James Foldi: Died July 1, 2005, in Beamsville, Ont., after he was tasered at least 12 times, including 11 times using what is known as a drive stun technique, where the device is pressed against the person and fired. Mr. Foldi, who was acting erratically, allegedly from a cocaine overdose, rampaged through several houses in his neighbourhood and tried to flee when confronted by three police officers. They struggled for a few minutes, during which time the tasers were used. Mr. Foldi fell to the ground, lost consciousness and never recovered. An inquest is pending.
Roman Andreichikov: Died on May 1, 2004, after he was subdued by police officers who responded to a 911 call about a potential suicide. Mr. Andreichikov, a fitness trainer, had been on a five-day cocaine binge, and after fighting with his girlfriend tried to commit suicide twice by attempting to leap from the fourth floor balcony of his Granville Street apartment in Vancouver. The police had difficulty subduing him and tasered him twice. The inquest decided that cardiac arrest and cocaine intoxication, not the taser, were responsible for his death.
Peter Lamonday: Died on May 14, 2004, after police responded to a break-in at a Hamilton Road gift shop in London.
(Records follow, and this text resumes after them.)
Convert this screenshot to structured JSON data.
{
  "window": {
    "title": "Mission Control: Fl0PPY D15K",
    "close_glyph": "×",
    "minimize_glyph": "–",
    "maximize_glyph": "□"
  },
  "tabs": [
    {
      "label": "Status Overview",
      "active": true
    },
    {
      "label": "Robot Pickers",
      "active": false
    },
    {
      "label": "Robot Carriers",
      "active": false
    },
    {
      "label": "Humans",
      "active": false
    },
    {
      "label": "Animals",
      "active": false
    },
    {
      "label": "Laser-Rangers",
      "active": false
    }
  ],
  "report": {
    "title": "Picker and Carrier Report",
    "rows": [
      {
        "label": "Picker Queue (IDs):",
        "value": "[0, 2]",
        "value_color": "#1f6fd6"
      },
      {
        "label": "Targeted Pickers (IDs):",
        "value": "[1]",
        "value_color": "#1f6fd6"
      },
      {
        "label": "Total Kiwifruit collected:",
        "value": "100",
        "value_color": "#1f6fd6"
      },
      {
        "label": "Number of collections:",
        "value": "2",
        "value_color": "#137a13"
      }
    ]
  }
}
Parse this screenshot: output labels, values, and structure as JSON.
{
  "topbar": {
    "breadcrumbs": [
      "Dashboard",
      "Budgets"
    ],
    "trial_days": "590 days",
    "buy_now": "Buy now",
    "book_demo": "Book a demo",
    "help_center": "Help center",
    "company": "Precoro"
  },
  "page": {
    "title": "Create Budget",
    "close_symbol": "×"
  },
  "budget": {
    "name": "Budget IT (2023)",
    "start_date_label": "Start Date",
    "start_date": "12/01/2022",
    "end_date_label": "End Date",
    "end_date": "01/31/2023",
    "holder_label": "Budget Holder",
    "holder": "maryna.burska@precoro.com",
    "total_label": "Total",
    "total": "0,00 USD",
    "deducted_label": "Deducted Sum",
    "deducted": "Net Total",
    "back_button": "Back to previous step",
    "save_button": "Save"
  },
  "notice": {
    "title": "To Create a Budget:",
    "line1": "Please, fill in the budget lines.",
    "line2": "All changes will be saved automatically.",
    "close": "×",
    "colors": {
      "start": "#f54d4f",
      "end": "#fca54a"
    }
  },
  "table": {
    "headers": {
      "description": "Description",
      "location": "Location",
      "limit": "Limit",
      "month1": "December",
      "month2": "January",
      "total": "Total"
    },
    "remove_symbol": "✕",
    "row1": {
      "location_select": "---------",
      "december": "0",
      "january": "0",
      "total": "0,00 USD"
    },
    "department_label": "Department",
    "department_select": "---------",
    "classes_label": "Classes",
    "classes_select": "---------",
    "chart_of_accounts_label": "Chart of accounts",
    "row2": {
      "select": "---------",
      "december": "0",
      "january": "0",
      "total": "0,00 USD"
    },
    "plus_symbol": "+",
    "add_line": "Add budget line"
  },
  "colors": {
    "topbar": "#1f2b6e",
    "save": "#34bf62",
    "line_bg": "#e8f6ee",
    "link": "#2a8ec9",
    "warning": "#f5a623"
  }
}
Eight officers attempted to subdue him, and during the altercation Mr. Lamonday was tasered three times. He died about 50 minutes later in hospital. The inquest decided that Mr. Lamonday died from cocaine-induced delirium.
Research: Rick Cash and Johanna Boffa
Friday, March 02, 2007
March 2, 2007
Russell Goldman, ABC News
Is a Controversial Medical Condition Being Used to Cover up Instances of Police Brutality?
Thursday, March 01, 2007
March 1, 2007
Craig Babstock - Moncton Times and Transcript
"Staff Sgt. Gerry Belliveau did note that there were three Taser burns to the back of Geldart’s head. This is not an area recommended for shocking during Taser training, but Belliveau said it played no role in the outcome that night. According to Belliveau, Geldart was Tasered three times by police that night, despite testimony from witnesses he was shocked several more times than that.
There are still unanswered questions about the use of the Taser that night. The weapon has a memory that tells when it’s activated or used and that report is confusing at best. Police identified three Taser activations from that report they say correspond with the three hits on Geldart. However, the report says those three hits happened over a span of 13 minutes. Officers involved that night testified the struggle with Geldart only lasted a couple of minutes."